AIM OF THE EXERCISE: Retype the data below, every word of it, exactly.

[Start of section]

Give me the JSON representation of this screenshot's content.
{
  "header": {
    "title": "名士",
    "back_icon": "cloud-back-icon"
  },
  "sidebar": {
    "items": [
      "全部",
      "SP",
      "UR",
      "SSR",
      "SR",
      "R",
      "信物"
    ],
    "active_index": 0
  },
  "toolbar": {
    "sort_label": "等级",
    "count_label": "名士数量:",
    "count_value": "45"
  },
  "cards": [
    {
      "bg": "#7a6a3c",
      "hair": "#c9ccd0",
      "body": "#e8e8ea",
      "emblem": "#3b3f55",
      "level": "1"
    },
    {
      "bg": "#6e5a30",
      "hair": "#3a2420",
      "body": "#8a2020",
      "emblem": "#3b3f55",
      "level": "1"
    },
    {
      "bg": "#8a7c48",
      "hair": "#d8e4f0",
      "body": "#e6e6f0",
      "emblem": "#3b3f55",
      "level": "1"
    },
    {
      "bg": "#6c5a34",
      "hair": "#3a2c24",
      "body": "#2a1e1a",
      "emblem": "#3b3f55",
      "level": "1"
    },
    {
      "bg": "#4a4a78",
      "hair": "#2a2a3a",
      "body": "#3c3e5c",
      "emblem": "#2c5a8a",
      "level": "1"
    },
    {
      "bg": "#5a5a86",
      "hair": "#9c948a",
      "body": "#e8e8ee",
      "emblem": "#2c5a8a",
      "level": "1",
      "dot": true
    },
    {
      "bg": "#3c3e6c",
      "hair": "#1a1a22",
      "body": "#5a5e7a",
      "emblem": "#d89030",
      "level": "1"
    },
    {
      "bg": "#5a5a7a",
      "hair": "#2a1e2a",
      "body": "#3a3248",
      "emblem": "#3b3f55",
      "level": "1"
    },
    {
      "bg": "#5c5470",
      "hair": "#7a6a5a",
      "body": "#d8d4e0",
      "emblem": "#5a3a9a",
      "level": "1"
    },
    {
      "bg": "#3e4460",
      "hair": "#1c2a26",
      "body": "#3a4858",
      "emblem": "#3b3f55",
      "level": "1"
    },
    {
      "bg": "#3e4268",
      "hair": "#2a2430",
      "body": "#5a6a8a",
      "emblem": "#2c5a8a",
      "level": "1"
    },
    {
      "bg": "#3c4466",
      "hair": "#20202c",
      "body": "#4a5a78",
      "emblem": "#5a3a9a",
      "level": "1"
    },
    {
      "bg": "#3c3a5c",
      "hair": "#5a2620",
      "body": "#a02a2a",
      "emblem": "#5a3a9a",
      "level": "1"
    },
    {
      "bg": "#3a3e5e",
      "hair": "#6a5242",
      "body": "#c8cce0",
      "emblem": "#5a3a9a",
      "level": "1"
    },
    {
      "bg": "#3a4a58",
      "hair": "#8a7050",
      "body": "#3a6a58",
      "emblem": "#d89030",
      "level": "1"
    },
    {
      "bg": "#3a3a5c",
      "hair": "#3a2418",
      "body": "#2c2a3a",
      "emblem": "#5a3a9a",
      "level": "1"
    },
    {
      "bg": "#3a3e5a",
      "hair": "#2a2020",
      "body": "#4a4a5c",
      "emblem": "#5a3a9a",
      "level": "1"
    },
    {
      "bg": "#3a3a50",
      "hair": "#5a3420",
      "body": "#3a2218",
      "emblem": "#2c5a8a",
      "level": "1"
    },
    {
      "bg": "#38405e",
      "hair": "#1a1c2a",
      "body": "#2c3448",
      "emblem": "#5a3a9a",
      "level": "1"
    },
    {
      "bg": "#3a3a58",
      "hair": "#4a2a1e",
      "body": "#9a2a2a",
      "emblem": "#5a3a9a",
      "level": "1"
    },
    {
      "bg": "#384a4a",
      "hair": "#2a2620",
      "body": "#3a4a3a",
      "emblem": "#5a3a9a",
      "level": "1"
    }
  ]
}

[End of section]

YOUR SOLUTION:
Give me the JSON representation of this screenshot's content.
{
  "header": {
    "title": "名士",
    "back_icon": "cloud-back-icon"
  },
  "sidebar": {
    "items": [
      "全部",
      "SP",
      "UR",
      "SSR",
      "SR",
      "R",
      "信物"
    ],
    "active_index": 0
  },
  "toolbar": {
    "sort_label": "等级",
    "count_label": "名士数量:",
    "count_value": "45"
  },
  "cards": [
    {
      "bg": "#7a6a3c",
      "hair": "#c9ccd0",
      "body": "#e8e8ea",
      "emblem": "#3b3f55",
      "level": "1"
    },
    {
      "bg": "#6e5a30",
      "hair": "#3a2420",
      "body": "#8a2020",
      "emblem": "#3b3f55",
      "level": "1"
    },
    {
      "bg": "#8a7c48",
      "hair": "#d8e4f0",
      "body": "#e6e6f0",
      "emblem": "#3b3f55",
      "level": "1"
    },
    {
      "bg": "#6c5a34",
      "hair": "#3a2c24",
      "body": "#2a1e1a",
      "emblem": "#3b3f55",
      "level": "1"
    },
    {
      "bg": "#4a4a78",
      "hair": "#2a2a3a",
      "body": "#3c3e5c",
      "emblem": "#2c5a8a",
      "level": "1"
    },
    {
      "bg": "#5a5a86",
      "hair": "#9c948a",
      "body": "#e8e8ee",
      "emblem": "#2c5a8a",
      "level": "1",
      "dot": true
    },
    {
      "bg": "#3c3e6c",
      "hair": "#1a1a22",
      "body": "#5a5e7a",
      "emblem": "#d89030",
      "level": "1"
    },
    {
      "bg": "#5a5a7a",
      "hair": "#2a1e2a",
      "body": "#3a3248",
      "emblem": "#3b3f55",
      "level": "1"
    },
    {
      "bg": "#5c5470",
      "hair": "#7a6a5a",
      "body": "#d8d4e0",
      "emblem": "#5a3a9a",
      "level": "1"
    },
    {
      "bg": "#3e4460",
      "hair": "#1c2a26",
      "body": "#3a4858",
      "emblem": "#3b3f55",
      "level": "1"
    },
    {
      "bg": "#3e4268",
      "hair": "#2a2430",
      "body": "#5a6a8a",
      "emblem": "#2c5a8a",
      "level": "1"
    },
    {
      "bg": "#3c4466",
      "hair": "#20202c",
      "body": "#4a5a78",
      "emblem": "#5a3a9a",
      "level": "1"
    },
    {
      "bg": "#3c3a5c",
      "hair": "#5a2620",
      "body": "#a02a2a",
      "emblem": "#5a3a9a",
      "level": "1"
    },
    {
      "bg": "#3a3e5e",
      "hair": "#6a5242",
      "body": "#c8cce0",
      "emblem": "#5a3a9a",
      "level": "1"
    },
    {
      "bg": "#3a4a58",
      "hair": "#8a7050",
      "body": "#3a6a58",
      "emblem": "#d89030",
      "level": "1"
    },
    {
      "bg": "#3a3a5c",
      "hair": "#3a2418",
      "body": "#2c2a3a",
      "emblem": "#5a3a9a",
      "level": "1"
    },
    {
      "bg": "#3a3e5a",
      "hair": "#2a2020",
      "body": "#4a4a5c",
      "emblem": "#5a3a9a",
      "level": "1"
    },
    {
      "bg": "#3a3a50",
      "hair": "#5a3420",
      "body": "#3a2218",
      "emblem": "#2c5a8a",
      "level": "1"
    },
    {
      "bg": "#38405e",
      "hair": "#1a1c2a",
      "body": "#2c3448",
      "emblem": "#5a3a9a",
      "level": "1"
    },
    {
      "bg": "#3a3a58",
      "hair": "#4a2a1e",
      "body": "#9a2a2a",
      "emblem": "#5a3a9a",
      "level": "1"
    },
    {
      "bg": "#384a4a",
      "hair": "#2a2620",
      "body": "#3a4a3a",
      "emblem": "#5a3a9a",
      "level": "1"
    }
  ]
}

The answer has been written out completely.